That’s what I asked a very nice and very knowledgeable human resources coordinator named Luann, who recently helped me navigate the process because my 4-year-old granddaughter, who is more technologically advanced than I am, isn’t on the payroll and is already covered under her father’s plan.
“My niece is better on the computer than I am, although I’m an online shopper, so I’m really good at this,” said Luann, who had been on the job for only three weeks before the rollout.
“Too bad the company isn’t rolling out the barrel,” I said.
“That would help,” Luann replied as we sat at a monitor in the HR department and she showed me how to log on to the program.
There were four categories: benefits, health, money and protection.
“Is there a Powerball option?” I asked.
“I’m afraid not,” Luann replied. “If there was, I wouldn’t be here.”
Then we hit the initials: HSA (health savings account), FSA (flexible spending account) and, the one that really stunned me, STD.
“Please tell me it doesn’t stand for what I think it does,” I spluttered.

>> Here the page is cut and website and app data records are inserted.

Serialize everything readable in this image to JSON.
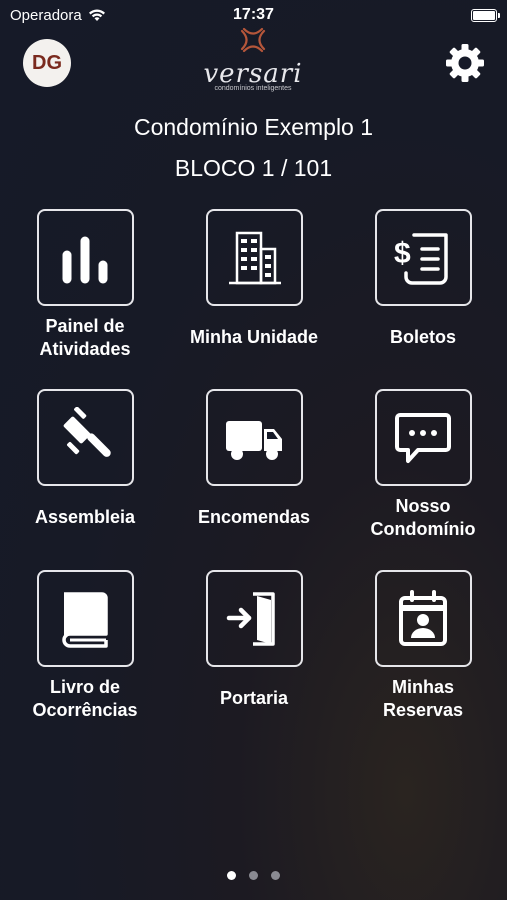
{
  "status_bar": {
    "carrier": "Operadora",
    "time": "17:37"
  },
  "header": {
    "avatar_initials": "DG",
    "logo_name": "versari",
    "logo_tagline": "condomínios inteligentes",
    "settings_icon": "gear-icon"
  },
  "condo": {
    "name": "Condomínio Exemplo 1",
    "unit": "BLOCO 1 / 101"
  },
  "menu": [
    {
      "label": "Painel de\nAtividades",
      "icon": "bar-chart-icon"
    },
    {
      "label": "Minha Unidade",
      "icon": "building-icon"
    },
    {
      "label": "Boletos",
      "icon": "invoice-icon"
    },
    {
      "label": "Assembleia",
      "icon": "gavel-icon"
    },
    {
      "label": "Encomendas",
      "icon": "truck-icon"
    },
    {
      "label": "Nosso\nCondomínio",
      "icon": "chat-icon"
    },
    {
      "label": "Livro de\nOcorrências",
      "icon": "book-icon"
    },
    {
      "label": "Portaria",
      "icon": "door-enter-icon"
    },
    {
      "label": "Minhas\nReservas",
      "icon": "calendar-person-icon"
    }
  ],
  "pager": {
    "pages": 3,
    "current": 1
  },
  "colors": {
    "background": "#171a26",
    "accent": "#b5563a",
    "foreground": "#ffffff"
  }
}
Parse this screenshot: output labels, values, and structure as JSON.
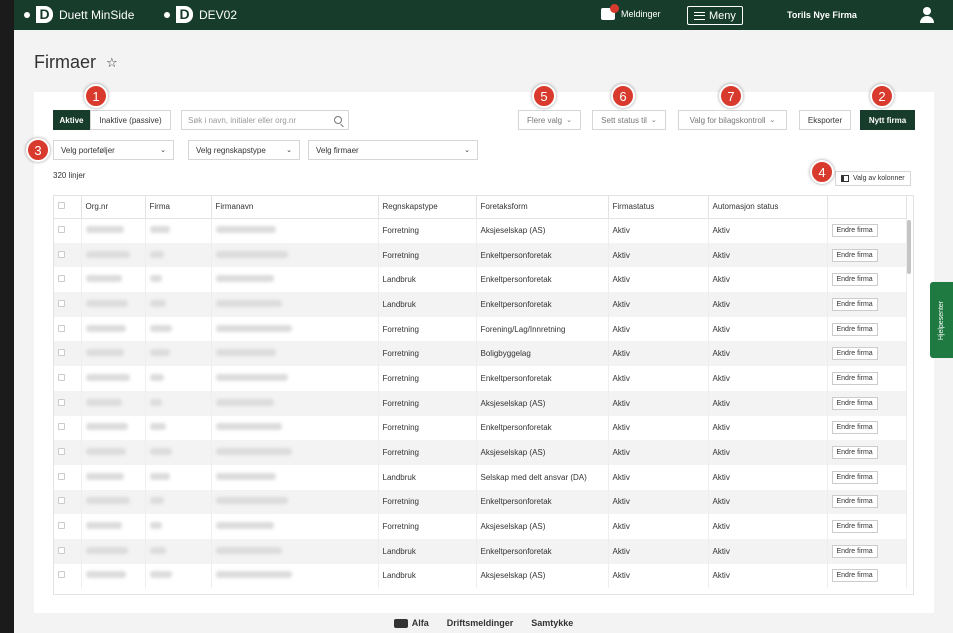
{
  "topbar": {
    "brand": "Duett MinSide",
    "env": "DEV02",
    "messages_label": "Meldinger",
    "menu_label": "Meny",
    "firm_name": "Torils Nye Firma"
  },
  "page": {
    "title": "Firmaer"
  },
  "toolbar": {
    "active_label": "Aktive",
    "inactive_label": "Inaktive (passive)",
    "search_placeholder": "Søk i navn, initialer eller org.nr",
    "more_options": "Flere valg",
    "set_status": "Sett status til",
    "voucher_control": "Valg for bilagskontroll",
    "export": "Eksporter",
    "new_firm": "Nytt firma"
  },
  "filters": {
    "portfolios": "Velg porteføljer",
    "accounting_type": "Velg regnskapstype",
    "firms": "Velg firmaer"
  },
  "list": {
    "count": "320 linjer",
    "columns_button": "Valg av kolonner"
  },
  "badges": [
    "1",
    "2",
    "3",
    "4",
    "5",
    "6",
    "7"
  ],
  "table": {
    "headers": [
      "Org.nr",
      "Firma",
      "Firmanavn",
      "Regnskapstype",
      "Foretaksform",
      "Firmastatus",
      "Automasjon status"
    ],
    "edit_label": "Endre firma",
    "rows": [
      {
        "regnskapstype": "Forretning",
        "foretaksform": "Aksjeselskap (AS)",
        "status": "Aktiv",
        "automasjon": "Aktiv"
      },
      {
        "regnskapstype": "Forretning",
        "foretaksform": "Enkeltpersonforetak",
        "status": "Aktiv",
        "automasjon": "Aktiv"
      },
      {
        "regnskapstype": "Landbruk",
        "foretaksform": "Enkeltpersonforetak",
        "status": "Aktiv",
        "automasjon": "Aktiv"
      },
      {
        "regnskapstype": "Landbruk",
        "foretaksform": "Enkeltpersonforetak",
        "status": "Aktiv",
        "automasjon": "Aktiv"
      },
      {
        "regnskapstype": "Forretning",
        "foretaksform": "Forening/Lag/Innretning",
        "status": "Aktiv",
        "automasjon": "Aktiv"
      },
      {
        "regnskapstype": "Forretning",
        "foretaksform": "Boligbyggelag",
        "status": "Aktiv",
        "automasjon": "Aktiv"
      },
      {
        "regnskapstype": "Forretning",
        "foretaksform": "Enkeltpersonforetak",
        "status": "Aktiv",
        "automasjon": "Aktiv"
      },
      {
        "regnskapstype": "Forretning",
        "foretaksform": "Aksjeselskap (AS)",
        "status": "Aktiv",
        "automasjon": "Aktiv"
      },
      {
        "regnskapstype": "Forretning",
        "foretaksform": "Enkeltpersonforetak",
        "status": "Aktiv",
        "automasjon": "Aktiv"
      },
      {
        "regnskapstype": "Forretning",
        "foretaksform": "Aksjeselskap (AS)",
        "status": "Aktiv",
        "automasjon": "Aktiv"
      },
      {
        "regnskapstype": "Landbruk",
        "foretaksform": "Selskap med delt ansvar (DA)",
        "status": "Aktiv",
        "automasjon": "Aktiv"
      },
      {
        "regnskapstype": "Forretning",
        "foretaksform": "Enkeltpersonforetak",
        "status": "Aktiv",
        "automasjon": "Aktiv"
      },
      {
        "regnskapstype": "Forretning",
        "foretaksform": "Aksjeselskap (AS)",
        "status": "Aktiv",
        "automasjon": "Aktiv"
      },
      {
        "regnskapstype": "Landbruk",
        "foretaksform": "Enkeltpersonforetak",
        "status": "Aktiv",
        "automasjon": "Aktiv"
      },
      {
        "regnskapstype": "Landbruk",
        "foretaksform": "Aksjeselskap (AS)",
        "status": "Aktiv",
        "automasjon": "Aktiv"
      }
    ]
  },
  "help_panel": "Hjelpesenter",
  "footer": {
    "alfa": "Alfa",
    "operations": "Driftsmeldinger",
    "consent": "Samtykke"
  },
  "colors": {
    "header": "#173c2c",
    "badge": "#d83b2d",
    "help": "#1f7a42"
  }
}
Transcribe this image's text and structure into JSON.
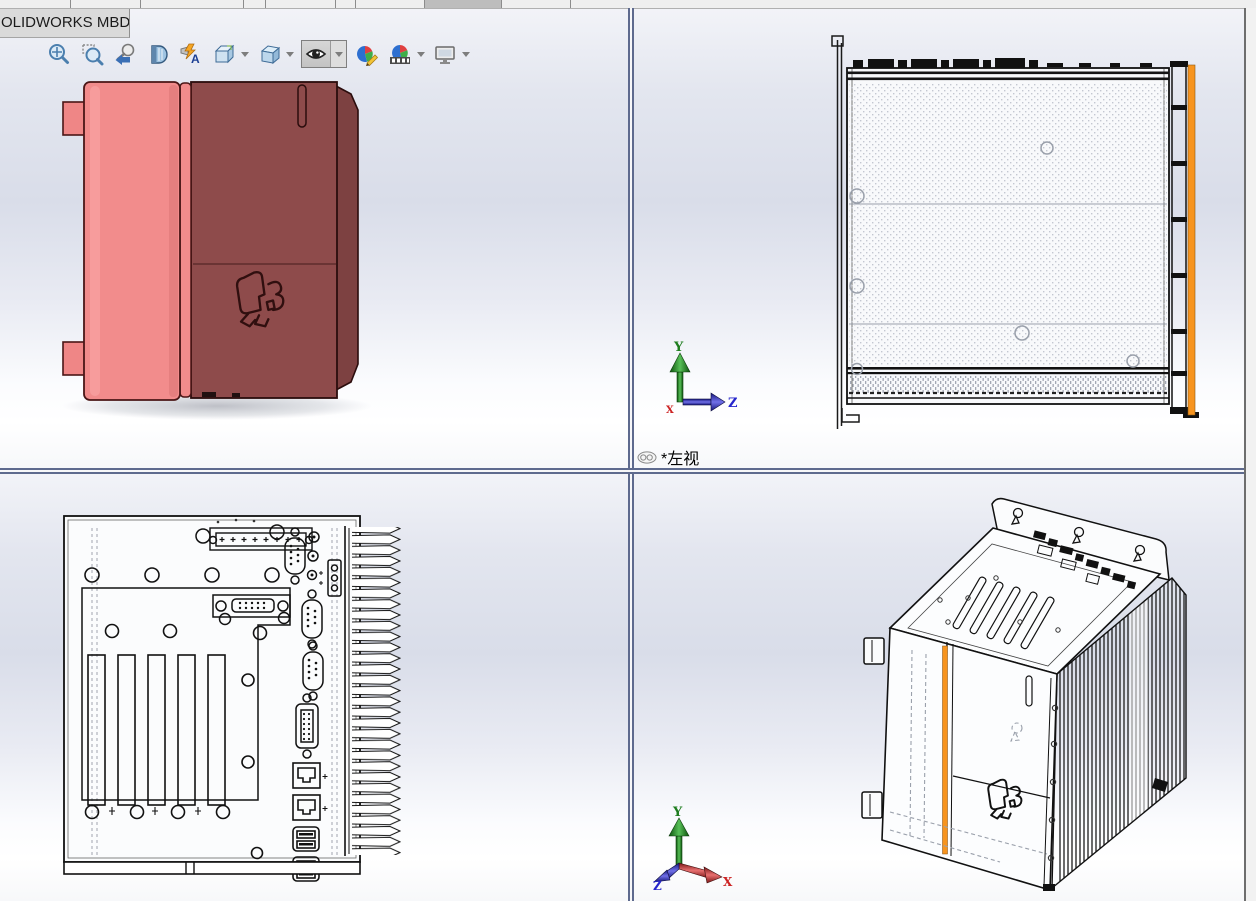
{
  "window": {
    "tab_title": "OLIDWORKS MBD"
  },
  "toolbar": {
    "icons": [
      {
        "name": "zoom-to-fit",
        "dropdown": false
      },
      {
        "name": "zoom-to-area",
        "dropdown": false
      },
      {
        "name": "previous-view",
        "dropdown": false
      },
      {
        "name": "section-view",
        "dropdown": false
      },
      {
        "name": "3d-drawing-view",
        "dropdown": false
      },
      {
        "name": "view-orientation",
        "dropdown": true
      },
      {
        "name": "display-style",
        "dropdown": true
      },
      {
        "name": "hide-show-items",
        "dropdown": true,
        "pressed": true
      },
      {
        "name": "edit-appearance",
        "dropdown": false
      },
      {
        "name": "apply-scene",
        "dropdown": true
      },
      {
        "name": "view-settings",
        "dropdown": true
      }
    ]
  },
  "viewports": {
    "top_left": {
      "name": "shaded-front-view"
    },
    "top_right": {
      "name": "left-wireframe-view",
      "label": "*左视",
      "badge": "3d-view-badge"
    },
    "bottom_left": {
      "name": "rear-wireframe-view"
    },
    "bottom_right": {
      "name": "isometric-wireframe-view"
    }
  },
  "triads": {
    "top_right": {
      "axes": [
        {
          "label": "Y",
          "color": "#1e7d1e"
        },
        {
          "label": "Z",
          "color": "#2626cc"
        },
        {
          "label": "X",
          "color": "#cc2222"
        }
      ]
    },
    "bottom_right": {
      "axes": [
        {
          "label": "Y",
          "color": "#1e7d1e"
        },
        {
          "label": "X",
          "color": "#cc2222"
        },
        {
          "label": "Z",
          "color": "#2626cc"
        }
      ]
    }
  },
  "colors": {
    "accent_orange": "#F7941E",
    "model_salmon": "#F28C8C",
    "model_maroon": "#8E4B4B",
    "model_maroon_dark": "#7D4141",
    "divider": "#5E6A8E",
    "background_top": "#E3E6EF",
    "background_bottom": "#FBFCFE"
  }
}
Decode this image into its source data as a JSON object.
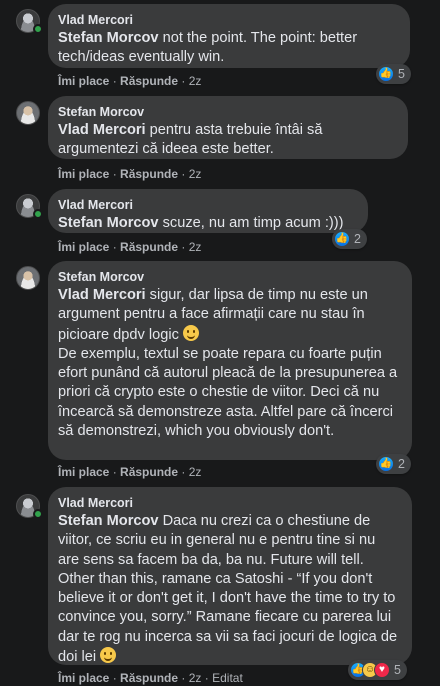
{
  "labels": {
    "like": "Îmi place",
    "reply": "Răspunde",
    "sep": "·",
    "edited": "Editat"
  },
  "comments": [
    {
      "author": "Vlad Mercori",
      "mention": "Stefan Morcov",
      "text": " not the point. The point: better tech/ideas eventually win.",
      "time": "2z",
      "reaction_count": "5",
      "reactions": [
        "like"
      ]
    },
    {
      "author": "Stefan Morcov",
      "mention": "Vlad Mercori",
      "text": " pentru asta trebuie întâi să argumentezi că ideea este better.",
      "time": "2z"
    },
    {
      "author": "Vlad Mercori",
      "mention": "Stefan Morcov",
      "text": " scuze, nu am timp acum :)))",
      "time": "2z",
      "reaction_count": "2",
      "reactions": [
        "like"
      ]
    },
    {
      "author": "Stefan Morcov",
      "mention": "Vlad Mercori",
      "text": " sigur, dar lipsa de timp nu este un argument pentru a face afirmații care nu stau în picioare dpdv logic",
      "text2": "De exemplu, textul se poate repara cu foarte puțin efort punând că autorul pleacă de la presupunerea a priori că crypto este o chestie de viitor. Deci că nu încearcă să demonstreze asta. Altfel pare că încerci să demonstrezi, which you obviously don't.",
      "time": "2z",
      "reaction_count": "2",
      "reactions": [
        "like"
      ]
    },
    {
      "author": "Vlad Mercori",
      "mention": "Stefan Morcov",
      "text": " Daca nu crezi ca o chestiune de viitor, ce scriu eu in general nu e pentru tine si nu are sens sa facem ba da, ba nu. Future will tell. Other than this, ramane ca Satoshi - “If you don't believe it or don't get it, I don't have the time to try to convince you, sorry.” Ramane fiecare cu parerea lui dar te rog nu incerca sa vii sa faci jocuri de logica de doi lei",
      "time": "2z",
      "edited": true,
      "reaction_count": "5",
      "reactions": [
        "like",
        "haha",
        "love"
      ]
    }
  ]
}
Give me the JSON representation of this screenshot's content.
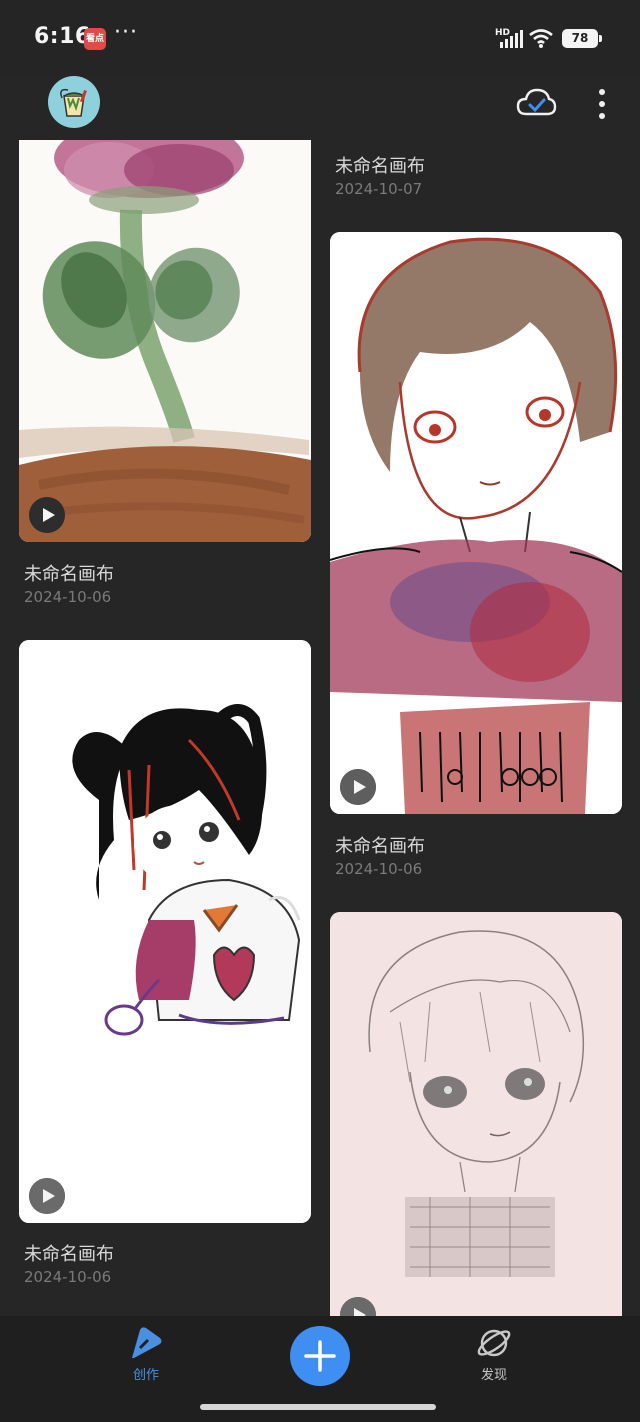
{
  "status_bar": {
    "time": "6:16",
    "app_badge": "看点",
    "more": "···",
    "network": "HD",
    "battery": "78"
  },
  "header": {
    "avatar": "avatar-paint-bucket",
    "cloud_icon": "cloud-sync-check-icon",
    "menu_icon": "more-vertical-icon"
  },
  "artworks": [
    {
      "name": "未命名画布",
      "date": "2024-10-07",
      "thumbnail": "partially-scrolled"
    },
    {
      "name": "未命名画布",
      "date": "2024-10-06",
      "thumbnail": "flower-watercolor"
    },
    {
      "name": "未命名画布",
      "date": "2024-10-06",
      "thumbnail": "boy-brown-hair-watercolor"
    },
    {
      "name": "未命名画布",
      "date": "2024-10-06",
      "thumbnail": "girl-ponytails-heart-shirt"
    },
    {
      "name": "",
      "date": "",
      "thumbnail": "boy-pencil-sketch-pink"
    }
  ],
  "bottom_nav": {
    "create_label": "创作",
    "add_icon": "plus-icon",
    "discover_label": "发现"
  },
  "colors": {
    "background": "#262626",
    "accent": "#3f8ef2",
    "nav_active": "#4a90e2"
  }
}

“It stands for short-term disability,” Luann assured me. “Why?” she added with a smile. “What did you think it stands for?”
“Something that I’m sure isn’t covered,” I said.
I was already signed up for the company’s dental and vision plans, but for the past two years I have been on my wife’s medical plan because it’s less expensive.
“Her deductible isn’t as high as ours,” I explained. “But no matter what plan you’re on, with deductibles these days, you pretty much have to be in a train wreck for them to take effect.”
“There’s a simple solution,” Luann said. “Don’t take the train.”
“Good advice,” I said. “But if something happened, I’d have to pay out of my own pocket. And my pocket isn’t big enough to hold all that money.”
“So what’s the answer?” Luann asked.
I told her the absolutely true story of my three unsuccessful campaigns for vice president of the United States, in 1992, 1996 and 2000, when my running mate, media prankster Alan Abel, was the presidential candidate.
“He ran under the name of Porky,” I told Luann. “I used my nickname, Zez. We were the Gershwin-inspired ticket of Porky and Zez. We ran under the banner of the Cocktail Party. We came up with our health-care plan in New York City, so we called it Big Apple Coverage. Since an apple a day keeps the doctor away, we proposed a 10-cent co-pay on every apple. That way, everyone could afford medical care.”
“I would have voted for you,” Luann said.
“Some people did,” I told her. “They probably couldn’t afford their prescription medications.”
“So there still isn’t an answer to the health-care problem,” Luann said.
“Yes, there is,” I responded. “Porky and I had another proposal: Everybody in America becomes a member of Congress. That way, we’d have the same plan they do, and we’re all covered. Either that or kick Congress off their plan and make them shop for insurance like the rest of us.”
“It’s too bad you didn’t run again last year,” Luann said.
“I’m old now, so if I ran, I’d sprain an ankle or blow out a knee,” I said. “And I wouldn’t meet the deductible.”
I thanked Luann for her help and good humor but said I was going to stick with my wife’s medical plan.
“Stay healthy,” Luann said, though after dealing with me, she no doubt needed a pain reliever. I hope it’s covered.